The Naked Cowboy
Jerry Dowell, Naked. It’s a prospect guaranteed to excite cowboy fetishists and area singer-songwriter fans alike. But those hoping to lasso lascivious nudes of local folk’s Fabio must wait; the Naked album cover reveals only Dowell’s broad shoulders and cascading curls. However, he does strip down to his soul on this sparse acoustic effort, giving fans quite a peep show.
Dowell’s first two records were ostentatiously eclectic, veering from boozy blues stomps to sax-splattered jazz. On Naked, he draws a straight line from Springsteen’s Nebraska to the Eagles’ Hotel California, cruising rustic westward roads as tumbleweeds somersault to his rhythmic strums and artfully eroded vocals. The only ornate accent is his harmonica, which flashes like a speck of gold in a dust storm.
Even with a limited instrumental arsenal, Dowell keeps listeners guessing. He ranges from ungainly words (religiosity, successiveness) to simple rhyme schemes (Everything blue/Can happen to you), from goofy revelations (When I was a kid/I thought George Washington was an old lady in a wig) to poetic profundity (Silence is better than wasted words). He references Bible verses on the title track, but he secularizes “Amazing Grace” with a striking lyrical and musical makeover. The coffeehouse cowboy croons about his big ol’ Stetson without a hint of twang in his voice. He’s an authentic outlaw without affectation.

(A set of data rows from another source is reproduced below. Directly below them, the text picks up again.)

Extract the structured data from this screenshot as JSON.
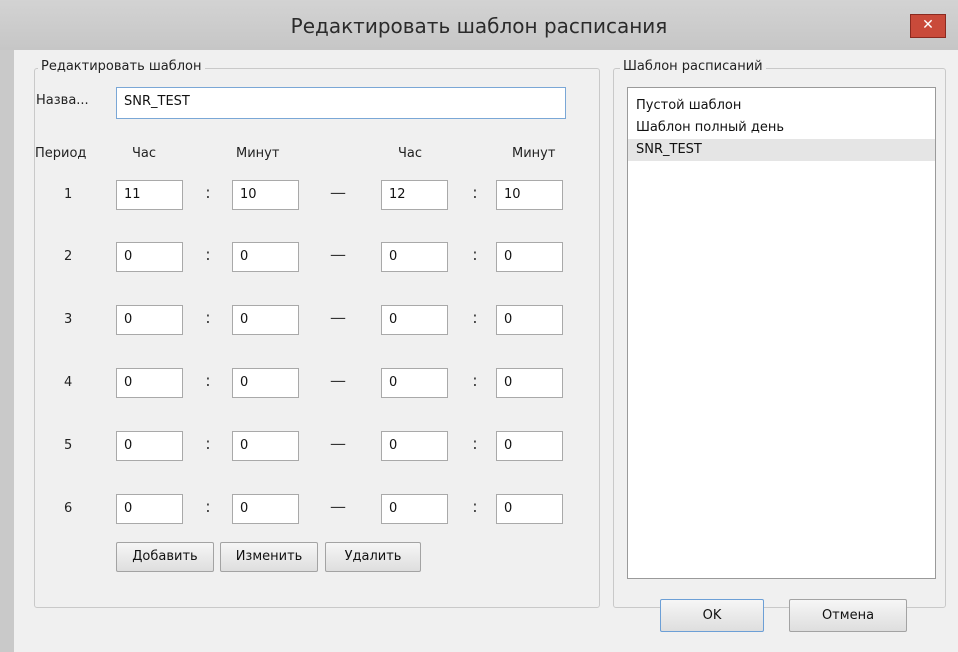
{
  "window": {
    "title": "Редактировать шаблон расписания",
    "close_glyph": "✕"
  },
  "edit_group": {
    "legend": "Редактировать шаблон",
    "name_label": "Назва...",
    "name_value": "SNR_TEST",
    "headers": {
      "period": "Период",
      "start_hour": "Час",
      "start_minute": "Минут",
      "end_hour": "Час",
      "end_minute": "Минут"
    },
    "separator_colon": ":",
    "separator_dash": "—",
    "rows": [
      {
        "period": "1",
        "start_hour": "11",
        "start_minute": "10",
        "end_hour": "12",
        "end_minute": "10"
      },
      {
        "period": "2",
        "start_hour": "0",
        "start_minute": "0",
        "end_hour": "0",
        "end_minute": "0"
      },
      {
        "period": "3",
        "start_hour": "0",
        "start_minute": "0",
        "end_hour": "0",
        "end_minute": "0"
      },
      {
        "period": "4",
        "start_hour": "0",
        "start_minute": "0",
        "end_hour": "0",
        "end_minute": "0"
      },
      {
        "period": "5",
        "start_hour": "0",
        "start_minute": "0",
        "end_hour": "0",
        "end_minute": "0"
      },
      {
        "period": "6",
        "start_hour": "0",
        "start_minute": "0",
        "end_hour": "0",
        "end_minute": "0"
      }
    ],
    "buttons": {
      "add": "Добавить",
      "edit": "Изменить",
      "delete": "Удалить"
    }
  },
  "templates_group": {
    "legend": "Шаблон расписаний",
    "items": [
      "Пустой шаблон",
      "Шаблон полный день",
      "SNR_TEST"
    ],
    "selected_index": 2
  },
  "footer": {
    "ok": "OK",
    "cancel": "Отмена"
  },
  "colors": {
    "titlebar": "#cbcbcb",
    "close": "#c94a3a",
    "selection": "#e5e5e5"
  }
}
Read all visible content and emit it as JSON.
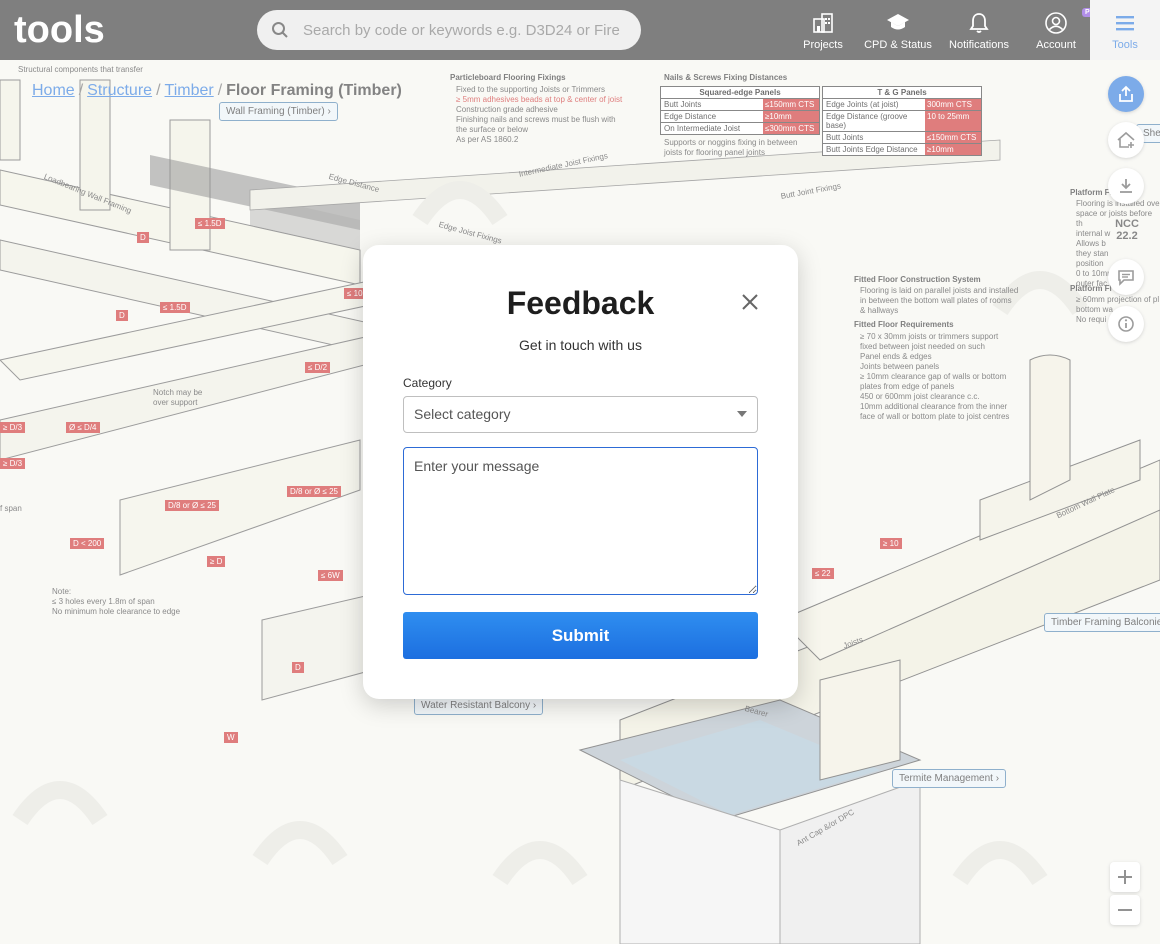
{
  "app": {
    "logo_text": "tools"
  },
  "search": {
    "placeholder": "Search by code or keywords e.g. D3D24 or Fire",
    "icon": "search-icon"
  },
  "nav": [
    {
      "label": "Projects",
      "icon": "projects-icon"
    },
    {
      "label": "CPD & Status",
      "icon": "graduation-cap-icon"
    },
    {
      "label": "Notifications",
      "icon": "bell-icon"
    },
    {
      "label": "Account",
      "icon": "account-icon",
      "badge": "PRO"
    },
    {
      "label": "Tools",
      "icon": "menu-icon",
      "active": true
    }
  ],
  "breadcrumb": {
    "items": [
      "Home",
      "Structure",
      "Timber"
    ],
    "current": "Floor Framing (Timber)"
  },
  "background": {
    "tags": [
      "Wall Framing (Timber)",
      "Water Resistant Balcony",
      "Termite Management",
      "Timber Framing Balconie",
      "Shee"
    ],
    "header_note": "Structural components that transfer",
    "particleboard": {
      "title": "Particleboard Flooring Fixings",
      "lines": [
        "Fixed to the supporting Joists or Trimmers",
        "≥ 5mm adhesives beads at top & center of joist",
        "Construction grade adhesive",
        "Finishing nails and screws must be flush with",
        "the surface or below",
        "As per AS 1860.2"
      ]
    },
    "nails": {
      "title": "Nails & Screws Fixing Distances",
      "squared_title": "Squared-edge Panels",
      "squared_rows": [
        [
          "Butt Joints",
          "≤150mm CTS"
        ],
        [
          "Edge Distance",
          "≥10mm"
        ],
        [
          "On Intermediate Joist",
          "≤300mm CTS"
        ]
      ],
      "tg_title": "T & G Panels",
      "tg_rows": [
        [
          "Edge Joints (at joist)",
          "300mm CTS"
        ],
        [
          "Edge Distance (groove base)",
          "10 to 25mm"
        ],
        [
          "Butt Joints",
          "≤150mm CTS"
        ],
        [
          "Butt Joints Edge Distance",
          "≥10mm"
        ]
      ],
      "note": "Supports or noggins fixing in between joists for flooring panel joints"
    },
    "fitted": {
      "title": "Fitted Floor Construction System",
      "lines": [
        "Flooring is laid on parallel joists and installed",
        "in between the bottom wall plates of rooms",
        "& hallways"
      ],
      "req_title": "Fitted Floor Requirements",
      "req_lines": [
        "≥ 70 x 30mm joists or trimmers support",
        "fixed between joist needed on such",
        "Panel ends & edges",
        "Joints between panels",
        "≥ 10mm clearance gap of walls or bottom",
        "plates from edge of panels",
        "450 or 600mm joist clearance c.c.",
        "10mm additional clearance from the inner",
        "face of wall or bottom plate to joist centres"
      ]
    },
    "platform": {
      "title1": "Platform Fl",
      "lines1": [
        "Flooring is installed ove",
        "space or joists before th",
        "internal w",
        "Allows b",
        "they stan",
        "position",
        "0 to 10mm",
        "outer fac"
      ],
      "title2": "Platform Fl",
      "lines2": [
        "≥ 60mm projection of pl",
        "bottom wa",
        "No requi"
      ]
    },
    "labels": [
      "Loadbearing Wall Framing",
      "Edge Distance",
      "Intermediate Joist Fixings",
      "Edge Joist Fixings",
      "Butt Joint Fixings",
      "Notch may be over support",
      "Bottom Wall Plate",
      "Joists",
      "Ant Cap &/or DPC",
      "Bearer"
    ],
    "note": {
      "title": "Note:",
      "lines": [
        "≤ 3 holes every 1.8m of span",
        "No minimum hole clearance to edge"
      ]
    },
    "span_text": "f span",
    "red_tags": [
      "D",
      "≤ 1.5D",
      "≥ D/3",
      "Ø ≤ D/4",
      "≥ D/3",
      "≤ D/2",
      "≤ 10",
      "D/8 or Ø ≤ 25",
      "D/8 or Ø ≤ 25",
      "≥ D",
      "D < 200",
      "D",
      "≤ 6W",
      "W",
      "≥ 10",
      "≤ 22",
      "D",
      "≤ 1.5D"
    ]
  },
  "rail": {
    "ncc_label": "NCC",
    "ncc_version": "22.2"
  },
  "modal": {
    "title": "Feedback",
    "subtitle": "Get in touch with us",
    "category_label": "Category",
    "category_placeholder": "Select category",
    "message_placeholder": "Enter your message",
    "submit_label": "Submit"
  },
  "colors": {
    "accent": "#1e6fd9",
    "topbar": "#232323",
    "warning_red": "#c8201f"
  }
}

The prolific performer conceived Naked while penning tracks for the pending Stray Dogs, Steel Guitars & Reckless Love. Though he preserved that unreleased material, he borrowed tunes from the companion soundtrack to his as yet unfinished novel On Some Passionate Night and dug deep for long-forgotten gems. Dowell, who released his debut disc in 2002, boasts a solid songbook that stretches back more than two decades; fortunately for fans, he’s finally starting to bare the goods.